> What the exercise asks
Type out the listing below exactly. Pictures stay out of it.

Start of Input data

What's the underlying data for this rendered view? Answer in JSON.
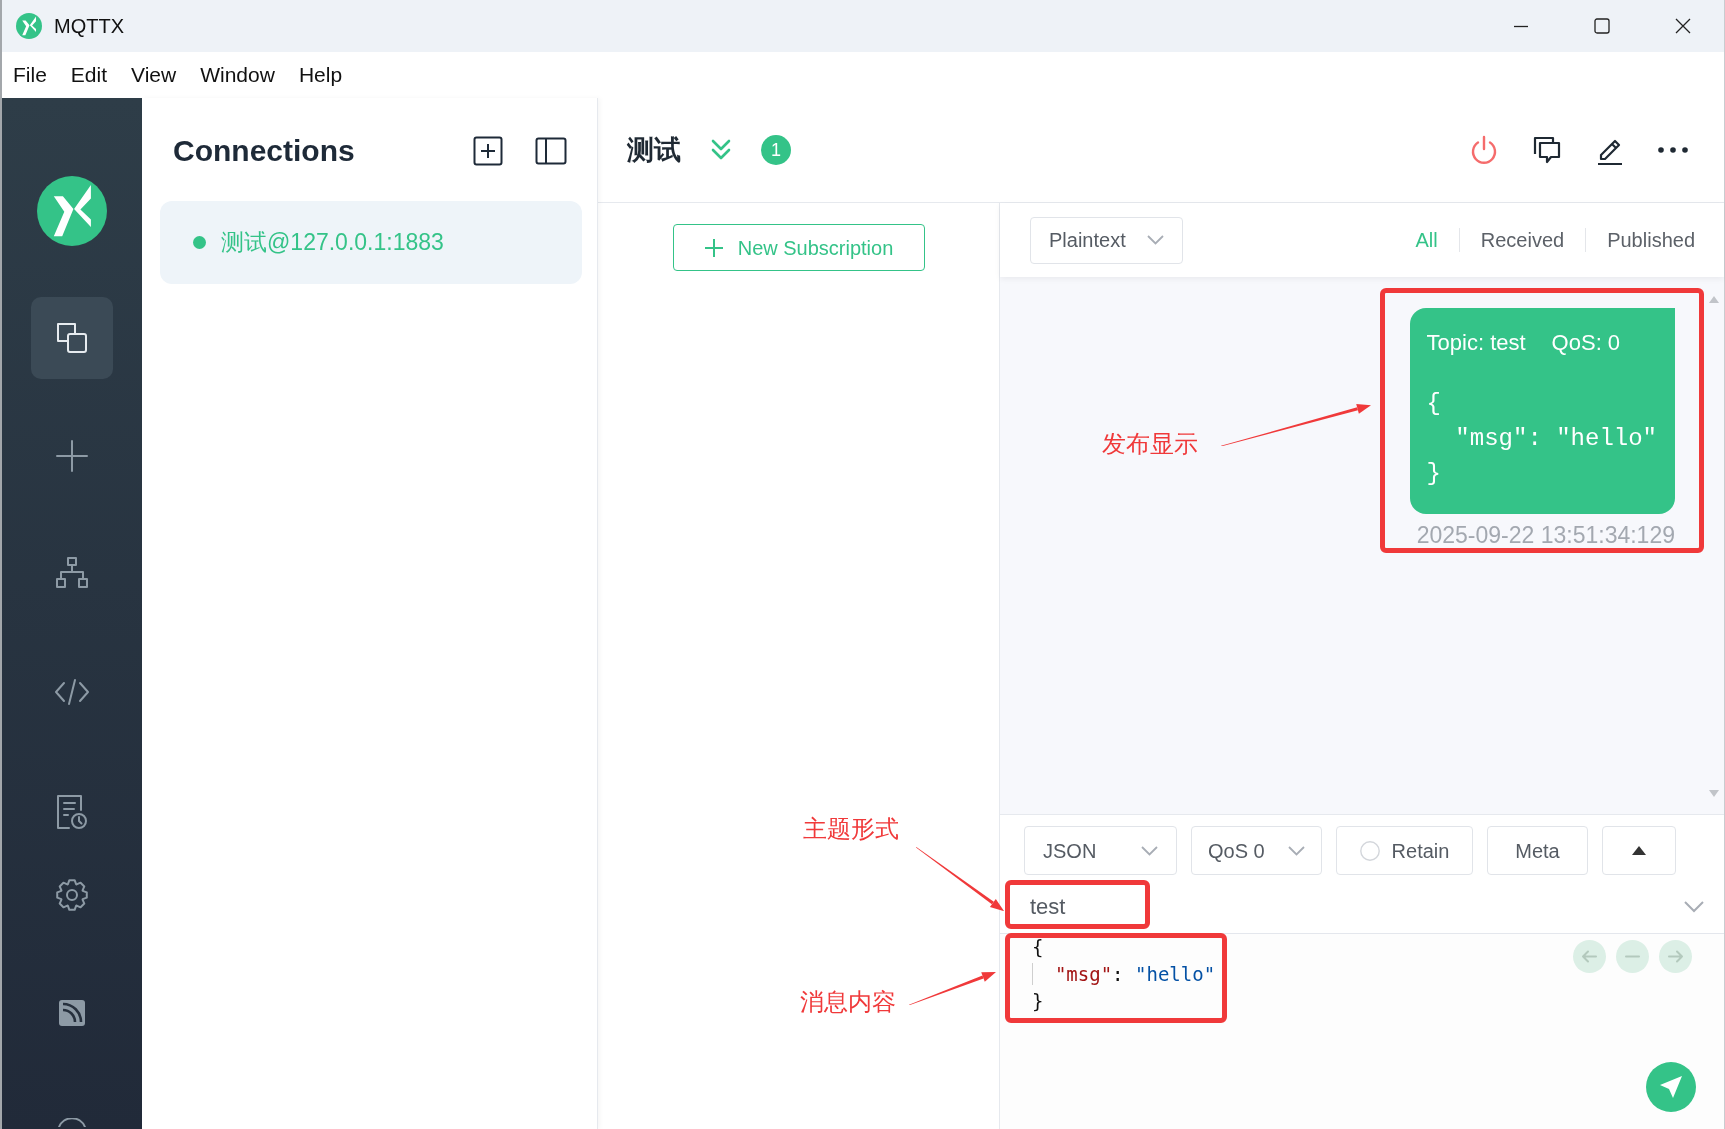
{
  "window": {
    "title": "MQTTX"
  },
  "menu": [
    "File",
    "Edit",
    "View",
    "Window",
    "Help"
  ],
  "sidebar": {
    "items": [
      {
        "kind": "windows",
        "selected": true
      },
      {
        "kind": "plus",
        "selected": false
      },
      {
        "kind": "tree",
        "selected": false
      },
      {
        "kind": "code",
        "selected": false
      },
      {
        "kind": "document",
        "selected": false
      },
      {
        "kind": "gear",
        "selected": false
      },
      {
        "kind": "signal",
        "selected": false
      },
      {
        "kind": "circle",
        "selected": false
      }
    ]
  },
  "connections": {
    "title": "Connections",
    "items": [
      {
        "label": "测试@127.0.0.1:1883",
        "selected": true,
        "online": true
      }
    ]
  },
  "connection": {
    "title": "测试",
    "badge": "1"
  },
  "subscriptions": {
    "add_button": "New Subscription"
  },
  "messages": {
    "format": "Plaintext",
    "filters": [
      {
        "label": "All",
        "selected": true
      },
      {
        "label": "Received",
        "selected": false
      },
      {
        "label": "Published",
        "selected": false
      }
    ],
    "items": [
      {
        "kind": "published",
        "topic": "Topic: test",
        "qos": "QoS: 0",
        "payload": [
          "{",
          "  \"msg\": \"hello\"",
          "}"
        ],
        "time": "2025-09-22 13:51:34:129"
      }
    ]
  },
  "publish": {
    "format": "JSON",
    "qos": "QoS 0",
    "retain": {
      "label": "Retain",
      "checked": false
    },
    "meta": "Meta",
    "topic": "test",
    "payload": [
      "{",
      "  \"msg\": \"hello\"",
      "}"
    ]
  },
  "annotations": [
    {
      "kind": "message",
      "text": "发布显示"
    },
    {
      "kind": "topic",
      "text": "主题形式"
    },
    {
      "kind": "payload",
      "text": "消息内容"
    }
  ]
}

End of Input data

> Written solution
What's the underlying data for this rendered view? Answer in JSON.
{
  "window": {
    "title": "MQTTX"
  },
  "menu": [
    "File",
    "Edit",
    "View",
    "Window",
    "Help"
  ],
  "sidebar": {
    "items": [
      {
        "kind": "windows",
        "selected": true
      },
      {
        "kind": "plus",
        "selected": false
      },
      {
        "kind": "tree",
        "selected": false
      },
      {
        "kind": "code",
        "selected": false
      },
      {
        "kind": "document",
        "selected": false
      },
      {
        "kind": "gear",
        "selected": false
      },
      {
        "kind": "signal",
        "selected": false
      },
      {
        "kind": "circle",
        "selected": false
      }
    ]
  },
  "connections": {
    "title": "Connections",
    "items": [
      {
        "label": "测试@127.0.0.1:1883",
        "selected": true,
        "online": true
      }
    ]
  },
  "connection": {
    "title": "测试",
    "badge": "1"
  },
  "subscriptions": {
    "add_button": "New Subscription"
  },
  "messages": {
    "format": "Plaintext",
    "filters": [
      {
        "label": "All",
        "selected": true
      },
      {
        "label": "Received",
        "selected": false
      },
      {
        "label": "Published",
        "selected": false
      }
    ],
    "items": [
      {
        "kind": "published",
        "topic": "Topic: test",
        "qos": "QoS: 0",
        "payload": [
          "{",
          "  \"msg\": \"hello\"",
          "}"
        ],
        "time": "2025-09-22 13:51:34:129"
      }
    ]
  },
  "publish": {
    "format": "JSON",
    "qos": "QoS 0",
    "retain": {
      "label": "Retain",
      "checked": false
    },
    "meta": "Meta",
    "topic": "test",
    "payload": [
      "{",
      "  \"msg\": \"hello\"",
      "}"
    ]
  },
  "annotations": [
    {
      "kind": "message",
      "text": "发布显示"
    },
    {
      "kind": "topic",
      "text": "主题形式"
    },
    {
      "kind": "payload",
      "text": "消息内容"
    }
  ]
}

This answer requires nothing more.